He was confused, and Anna felt sorry for him. Everyone expected her to be mad- even her parents were shocked at how calm she seemed. The gathering of hens, the friends and friends of friends who offered all the cliches of more fish in the sea and what he does and doesn't deserve, all couldn't get Anna to say a cross word about him. She couldn't be mad at someone for being confused, for being overwhelmed at the prospect of what they were. It was huge. It was their lives. They were each other's first serious relationship, and they fit like no one else could or ever would. He was scared about the future. Who wasn't? She wouldn't blame him for that.
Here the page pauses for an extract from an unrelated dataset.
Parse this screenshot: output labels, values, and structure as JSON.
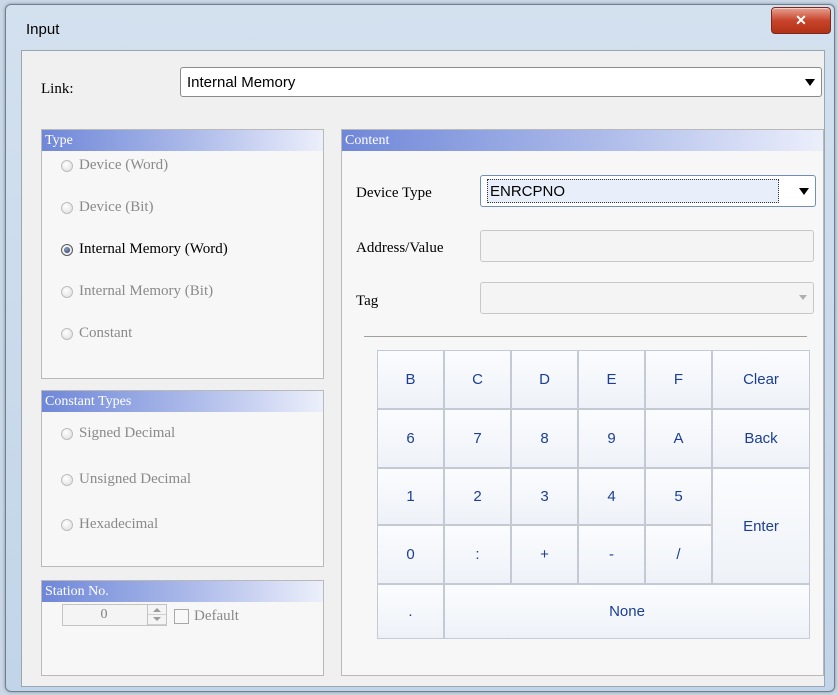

He wasn't perfect. He was graceless, and kind of dorky, but he was charming and sweet and they rounded off each other's sharp corners. She knew, in the depths of her heart she was absolutely positive, that this was the one. He was the only one. They would get engaged when they finished school, and they would marry the following June, and they would get a small house in a local suburb, not far from either of their parents, and they would both work, and they would take vacations, and then, when the time was right, 2 babies, perfectly spaced, and a big English sheepdog.
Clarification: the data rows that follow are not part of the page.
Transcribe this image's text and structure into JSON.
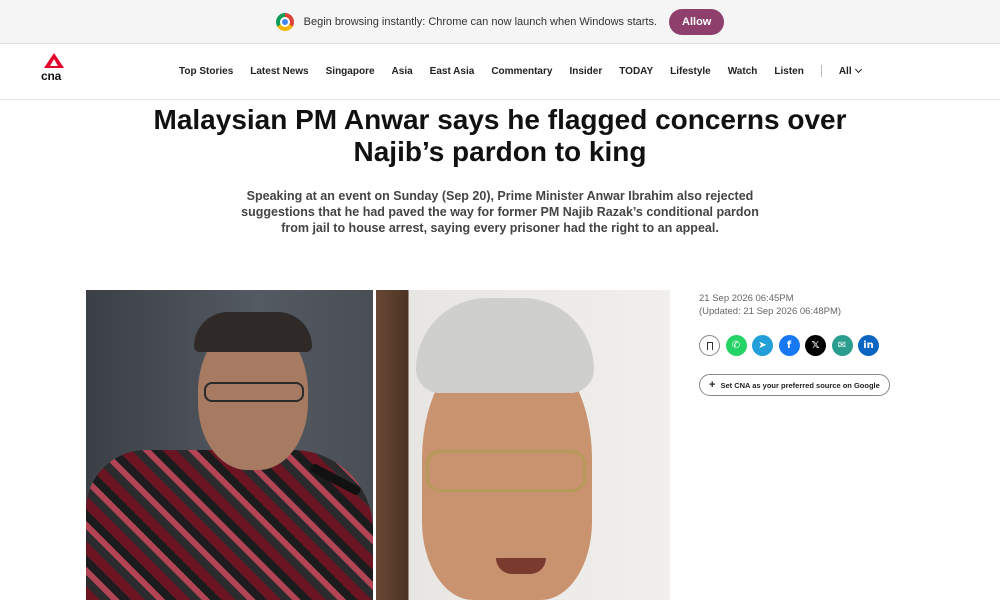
{
  "infobar": {
    "message": "Begin browsing instantly: Chrome can now launch when Windows starts.",
    "allow_label": "Allow"
  },
  "header": {
    "logo_text": "cna",
    "nav": [
      "Top Stories",
      "Latest News",
      "Singapore",
      "Asia",
      "East Asia",
      "Commentary",
      "Insider",
      "TODAY",
      "Lifestyle",
      "Watch",
      "Listen"
    ],
    "all_label": "All"
  },
  "article": {
    "headline_line1": "Malaysian PM Anwar says he flagged concerns over",
    "headline_line2": "Najib’s pardon to king",
    "standfirst_line1": "Speaking at an event on Sunday (Sep 20), Prime Minister Anwar Ibrahim also rejected",
    "standfirst_line2": "suggestions that he had paved the way for former PM Najib Razak’s conditional pardon",
    "standfirst_line3": "from jail to house arrest, saying every prisoner had the right to an appeal.",
    "published": "21 Sep 2026 06:45PM",
    "updated": "(Updated: 21 Sep 2026 06:48PM)",
    "preferred_source_label": "Set CNA as your preferred source on Google"
  },
  "share": {
    "icons": [
      "bookmark-icon",
      "whatsapp-icon",
      "telegram-icon",
      "facebook-icon",
      "x-icon",
      "email-icon",
      "linkedin-icon"
    ],
    "glyphs": {
      "whatsapp": "✆",
      "telegram": "➤",
      "facebook": "f",
      "x": "𝕏",
      "email": "✉",
      "linkedin": "in"
    }
  },
  "colors": {
    "allow_button": "#8e3f6c",
    "brand_red": "#e4002b"
  }
}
She would smile at him when he arrived, and she would stand up, and she would look polished and elegant, like she had stepped out of a movie, and he would blubber that he was wrong, and that he was sorry, and she would smile, and she would cry a little, and then they would laugh, and then Anna would drive him to his aunt's house, where she went twice a day to feed and play with the cats, and she would undress in front of him, taking off her clothes piece by carefully selected piece, and he would take her virginity there in the empty house, and they would be sealed together, the winter sun keeping them warm, and she would cry again, and when they were senior citizens together, complaining about the cold and how their grandchildren never call, she would think about how he almost made this terrible mistake, and she would laugh at him, and he would never know why.
Anna looks out the window, and she smiles at the thought of her future with him, how they will forgive each other for being so foolish, and she waits for him to come and repent. Anna waits for him to come around the corner too fast, his Ford overcorrecting, and then his swing into a tight parking spot. Anna waits for him, knowing he is coming, knowing he will walk in, squint at the menu for a moment, and then order iced tea and a bagel before he joins her, his big male body sprawled across the seat opposite her, and they will laugh, and she will get her life back on track, the whole three week episode a stain on an otherwise perfect dress. She switches legs, uncrossing and then recrossing them the other way. The suede toe of her boot bobs up and down, and Anna waits.